Cannabidiol provides no benefit for people with acute low back pain, an Australian RCT has found.
Researchers in Victoria investigated the drug based on its approval in other countries for use neuropathic pain and because unlike cannabinoids that contain tetrahydrocannabinol (THC), cannabidiol does not have psychomotor or cognitive effects.
The study of cannabidiol conducted at the Austin Hospital in Melbourne randomised 100 patients in the ED to standard treatment plus a single 400mg oral dose of cannabidiol (CBD) or standard treatment plus placebo.
Standard treatment included 100 mg paracetamol and 400 mg ibuprofen, with oxycodone available if pain was not adequately managed.
The study, published in The MJA, found mean pain scores at two hours were similar for the CBD and placebo groups (6.2 v 5.8 points on a 0-10 numerical rating scale).
As well, the median length of emergency department stay was similar in both groups (9.0 v 8.5 hours).
The total oxycodone use, from four hours preceding CBD or placebo to four hours after their administration, was also similar in both groups (230 v 215 mg).
Side effects, mostly sedation, were also similar in both groups of patients.
The investigators said their findings support other evidence, including from systematic reviews, that cannabinoids were not effective as analgesics for acute pain or chronic non-cancer pain.
They also said their findings were important given people were increasingly looking for non-opioid pain control and especially given the high cost of CBD.
“With the gradual legalisation of medicinal and recreational cannabis use in Australia and other countries, physicians must expect to see increasing numbers of patients taking cannabis products, whether prescribed by physicians or not.”
“It is imperative that the medical utility of CBD and other cannabis products, their side effects, and how these products interact with other medications be investigated in well designed studies.”
Despite some enthusiastic and vocal consumer advocates for medicinal cannabis products, there is little other evidence-based support for their use outside cancer and neuropathic pain.
Recent recommendations from the Australian and New Zealand College of Anaesthetists (ANZCA) Faculty of Pain Medicine said there was “a critical lack of evidence” that medicinal cannabis provides a consistent benefit for any type of chronic non-cancer pain.

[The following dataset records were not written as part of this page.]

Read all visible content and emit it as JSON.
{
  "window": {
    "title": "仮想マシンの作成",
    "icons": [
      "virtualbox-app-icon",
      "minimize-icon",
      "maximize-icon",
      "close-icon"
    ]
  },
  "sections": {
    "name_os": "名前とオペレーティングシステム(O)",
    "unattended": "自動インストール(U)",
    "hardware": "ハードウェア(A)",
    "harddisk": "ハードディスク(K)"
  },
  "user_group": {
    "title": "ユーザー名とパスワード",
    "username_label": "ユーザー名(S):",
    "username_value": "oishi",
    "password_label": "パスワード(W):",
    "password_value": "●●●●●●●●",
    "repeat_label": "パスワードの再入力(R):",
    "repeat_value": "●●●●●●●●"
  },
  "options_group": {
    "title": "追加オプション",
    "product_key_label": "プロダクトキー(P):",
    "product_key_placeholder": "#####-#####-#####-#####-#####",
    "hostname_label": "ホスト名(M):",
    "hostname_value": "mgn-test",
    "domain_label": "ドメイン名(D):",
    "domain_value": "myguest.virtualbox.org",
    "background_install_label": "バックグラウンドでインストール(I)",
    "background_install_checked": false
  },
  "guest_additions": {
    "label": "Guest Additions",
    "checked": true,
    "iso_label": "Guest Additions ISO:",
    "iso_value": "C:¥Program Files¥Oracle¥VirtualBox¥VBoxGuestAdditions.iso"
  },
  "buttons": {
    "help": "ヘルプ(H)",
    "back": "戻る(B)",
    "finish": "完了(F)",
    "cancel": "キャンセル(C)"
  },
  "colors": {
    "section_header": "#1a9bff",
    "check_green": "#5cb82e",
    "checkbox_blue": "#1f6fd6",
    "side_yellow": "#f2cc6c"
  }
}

“In addition, evidence of harms does exist, particularly in relation to sedative effects, interactions with other medications and neuropsychiatric effects (for products which contain tetrahydrocannabinol (THC).”

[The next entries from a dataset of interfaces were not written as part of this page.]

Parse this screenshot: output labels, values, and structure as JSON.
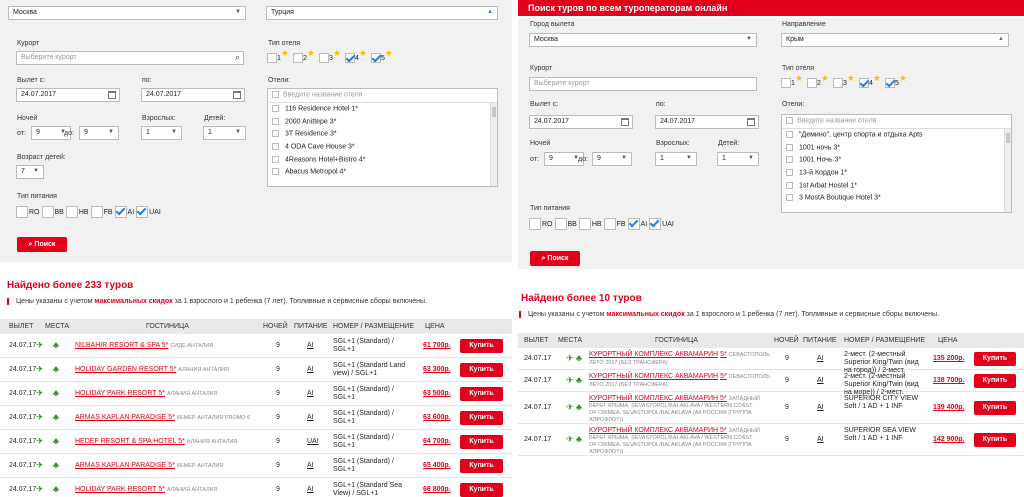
{
  "left": {
    "top_select_1": "Москва",
    "top_select_2": "Турция",
    "resort_label": "Курорт",
    "resort_placeholder": "Выберите курорт",
    "hotel_type_label": "Тип отеля",
    "stars": [
      "1",
      "2",
      "3",
      "4",
      "5"
    ],
    "stars_checked": [
      false,
      false,
      false,
      true,
      true
    ],
    "depart_from_label": "Вылет с:",
    "depart_to_label": "по:",
    "date_from": "24.07.2017",
    "date_to": "24.07.2017",
    "hotels_label": "Отели:",
    "hotels_placeholder": "Введите название отеля",
    "hotels": [
      "116 Residence Hotel 1*",
      "2000 Anittepe 3*",
      "3T Residence 3*",
      "4 ODA Cave House 3*",
      "4Reasons Hotel+Bistro 4*",
      "Abacus Metropol 4*"
    ],
    "nights_label": "Ночей",
    "nights_from_label": "от:",
    "nights_from": "9",
    "nights_to_label": "до:",
    "nights_to": "9",
    "adults_label": "Взрослых:",
    "adults": "1",
    "children_label": "Детей:",
    "children": "1",
    "child_age_label": "Возраст детей:",
    "child_age": "7",
    "meal_label": "Тип питания",
    "meals": [
      "RO",
      "BB",
      "HB",
      "FB",
      "AI",
      "UAI"
    ],
    "meals_checked": [
      false,
      false,
      false,
      false,
      true,
      true
    ],
    "search_button": "Поиск",
    "found": "Найдено более 233 туров",
    "note_pre": "Цены указаны с учетом ",
    "note_bold": "максимальных скидок",
    "note_post": " за 1 взрослого и 1 ребенка (7 лет). Топливные и сервисные сборы включены.",
    "columns": [
      "ВЫЛЕТ",
      "МЕСТА",
      "ГОСТИНИЦА",
      "НОЧЕЙ",
      "ПИТАНИЕ",
      "НОМЕР / РАЗМЕЩЕНИЕ",
      "ЦЕНА"
    ],
    "rows": [
      {
        "date": "24.07.17",
        "hotel": "NILBAHIR RESORT & SPA 5*",
        "region": "СИДЕ АНТАЛИЯ",
        "nights": "9",
        "meal": "AI",
        "room": [
          "SGL+1 (Standard) /",
          "SGL+1"
        ],
        "price": "61 700р.",
        "buy": "Купить"
      },
      {
        "date": "24.07.17",
        "hotel": "HOLIDAY GARDEN RESORT 5*",
        "region": "АЛАНИЯ АНТАЛИЯ",
        "nights": "9",
        "meal": "AI",
        "room": [
          "SGL+1 (Standard Land",
          "view) / SGL+1"
        ],
        "price": "63 300р.",
        "buy": "Купить"
      },
      {
        "date": "24.07.17",
        "hotel": "HOLIDAY PARK RESORT 5*",
        "region": "АЛАНИЯ АНТАЛИЯ",
        "nights": "9",
        "meal": "AI",
        "room": [
          "SGL+1 (Standard) /",
          "SGL+1"
        ],
        "price": "63 500р.",
        "buy": "Купить"
      },
      {
        "date": "24.07.17",
        "hotel": "ARMAS KAPLAN PARADISE 5*",
        "region": "КЕМЕР АНТАЛИЯ PROMO 6",
        "nights": "9",
        "meal": "AI",
        "room": [
          "SGL+1 (Standard) /",
          "SGL+1"
        ],
        "price": "63 600р.",
        "buy": "Купить"
      },
      {
        "date": "24.07.17",
        "hotel": "HEDEF RESORT & SPA HOTEL 5*",
        "region": "АЛАНИЯ АНТАЛИЯ",
        "nights": "9",
        "meal": "UAI",
        "room": [
          "SGL+1 (Standard) /",
          "SGL+1"
        ],
        "price": "64 700р.",
        "buy": "Купить"
      },
      {
        "date": "24.07.17",
        "hotel": "ARMAS KAPLAN PARADISE 5*",
        "region": "КЕМЕР АНТАЛИЯ",
        "nights": "9",
        "meal": "AI",
        "room": [
          "SGL+1 (Standard) /",
          "SGL+1"
        ],
        "price": "65 400р.",
        "buy": "Купить"
      },
      {
        "date": "24.07.17",
        "hotel": "HOLIDAY PARK RESORT 5*",
        "region": "АЛАНИЯ АНТАЛИЯ",
        "nights": "9",
        "meal": "AI",
        "room": [
          "SGL+1 (Standard Sea",
          "View) / SGL+1"
        ],
        "price": "66 800р.",
        "buy": "Купить"
      }
    ]
  },
  "right": {
    "header": "Поиск туров по всем туроператорам онлайн",
    "city_label": "Город вылета",
    "city": "Москва",
    "direction_label": "Направление",
    "direction": "Крым",
    "resort_label": "Курорт",
    "resort_placeholder": "Выберите курорт",
    "hotel_type_label": "Тип отеля",
    "stars": [
      "1",
      "2",
      "3",
      "4",
      "5"
    ],
    "stars_checked": [
      false,
      false,
      false,
      true,
      true
    ],
    "depart_from_label": "Вылет с:",
    "depart_to_label": "по:",
    "date_from": "24.07.2017",
    "date_to": "24.07.2017",
    "hotels_label": "Отели:",
    "hotels_placeholder": "Введите название отеля",
    "hotels": [
      "\"Демино\", центр спорта и отдыха Apts",
      "1001 ночь 3*",
      "1001 Ночь 3*",
      "13-й Кордон 1*",
      "1st Arbat Hostel 1*",
      "3 MostA Boutique Hotel 3*"
    ],
    "nights_label": "Ночей",
    "nights_from_label": "от:",
    "nights_from": "9",
    "nights_to_label": "до:",
    "nights_to": "9",
    "adults_label": "Взрослых:",
    "adults": "1",
    "children_label": "Детей:",
    "children": "1",
    "meal_label": "Тип питания",
    "meals": [
      "RO",
      "BB",
      "HB",
      "FB",
      "AI",
      "UAI"
    ],
    "meals_checked": [
      false,
      false,
      false,
      false,
      true,
      true
    ],
    "search_button": "Поиск",
    "found": "Найдено более 10 туров",
    "note_pre": "Цены указаны с учетом ",
    "note_bold": "максимальных скидок",
    "note_post": " за 1 взрослого и 1 ребенка (7 лет). Топливные и сервисные сборы включены.",
    "columns": [
      "ВЫЛЕТ",
      "МЕСТА",
      "ГОСТИНИЦА",
      "НОЧЕЙ",
      "ПИТАНИЕ",
      "НОМЕР / РАЗМЕЩЕНИЕ",
      "ЦЕНА"
    ],
    "rows": [
      {
        "date": "24.07.17",
        "hotel": [
          "КУРОРТНЫЙ КОМПЛЕКС АКВАМАРИН",
          "5*"
        ],
        "region": [
          "СЕВАСТОПОЛЬ ЛЕТО 2017 (БЕЗ ТРАНСФЕРА)"
        ],
        "nights": "9",
        "meal": "AI",
        "room": [
          "2-мест. (2-местный",
          "Superior King/Twin (вид",
          "на город)) / 2-мест."
        ],
        "price": "135 200р.",
        "buy": "Купить"
      },
      {
        "date": "24.07.17",
        "hotel": [
          "КУРОРТНЫЙ КОМПЛЕКС АКВАМАРИН",
          "5*"
        ],
        "region": [
          "СЕВАСТОПОЛЬ ЛЕТО 2017 (БЕЗ ТРАНСФЕРА)"
        ],
        "nights": "9",
        "meal": "AI",
        "room": [
          "2-мест. (2-местный",
          "Superior King/Twin (вид",
          "на море)) / 2-мест."
        ],
        "price": "138 700р.",
        "buy": "Купить"
      },
      {
        "date": "24.07.17",
        "hotel": [
          "КУРОРТНЫЙ КОМПЛЕКС АКВАМАРИН 5*"
        ],
        "region": [
          "ЗАПАДНЫЙ",
          "БЕРЕГ КРЫМА, SEVASTOPOL/BALAKLAVA / WESTERN COAST",
          "OF CRIMEA, SEVASTOPOL/BALAKLAVA (АК РОССИЯ (ГРУППА",
          "АЭРОФЛОТ))"
        ],
        "nights": "9",
        "meal": "AI",
        "room": [
          "SUPERIOR CITY VIEW",
          "Soft / 1 AD + 1 INF"
        ],
        "price": "139 400р.",
        "buy": "Купить"
      },
      {
        "date": "24.07.17",
        "hotel": [
          "КУРОРТНЫЙ КОМПЛЕКС АКВАМАРИН 5*"
        ],
        "region": [
          "ЗАПАДНЫЙ",
          "БЕРЕГ КРЫМА, SEVASTOPOL/BALAKLAVA / WESTERN COAST",
          "OF CRIMEA, SEVASTOPOL/BALAKLAVA (АК РОССИЯ (ГРУППА",
          "АЭРОФЛОТ))"
        ],
        "nights": "9",
        "meal": "AI",
        "room": [
          "SUPERIOR SEA VIEW",
          "Soft / 1 AD + 1 INF"
        ],
        "price": "142 900р.",
        "buy": "Купить"
      }
    ]
  },
  "colors": {
    "accent": "#e2001a",
    "form_bg": "#f1f1f1",
    "check": "#2a7fd4",
    "star": "#f2c200"
  },
  "icons": [
    "chevron-down-icon",
    "chevron-up-icon",
    "search-icon",
    "calendar-icon",
    "star-icon",
    "plane-icon",
    "tree-icon",
    "checkmark-icon",
    "scrollbar"
  ]
}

“Do not prescribe currently available medicinal cannabis products to treat chronic non-cancer pain (CNCP) unless part of a registered clinical trial,” they said in recent Choosing Wisely recommendations.
Also this year, the International Association for the Study of Pain (IASP) has said it does not endorse the general use of cannabinoids to treat pain.
Pain medicine physician Associate Professor Michael Vagg, from Deakin University, wrote recently in The Conversation that the IASP statement would be controversial.
“In the polite and understated world of academic medicine, this is about as big a smackdown as it gets.”
Associate Professor Vagg, an ANZCA councillor, said that the only party likely to benefit from CBD use was the manufacturer.
“If medicinal cannabis was truly as potentially valuable as often claimed, we would be the loudest voice in favour of wider access. The weight of evidence points us away from this conclusion.”
The ARA’s 2016 statement says: “There is currently not enough supportive evidence to recommend medical cannabis as a clinical intervention for chronic musculoskeletal pain outside of a clinical trial setting.”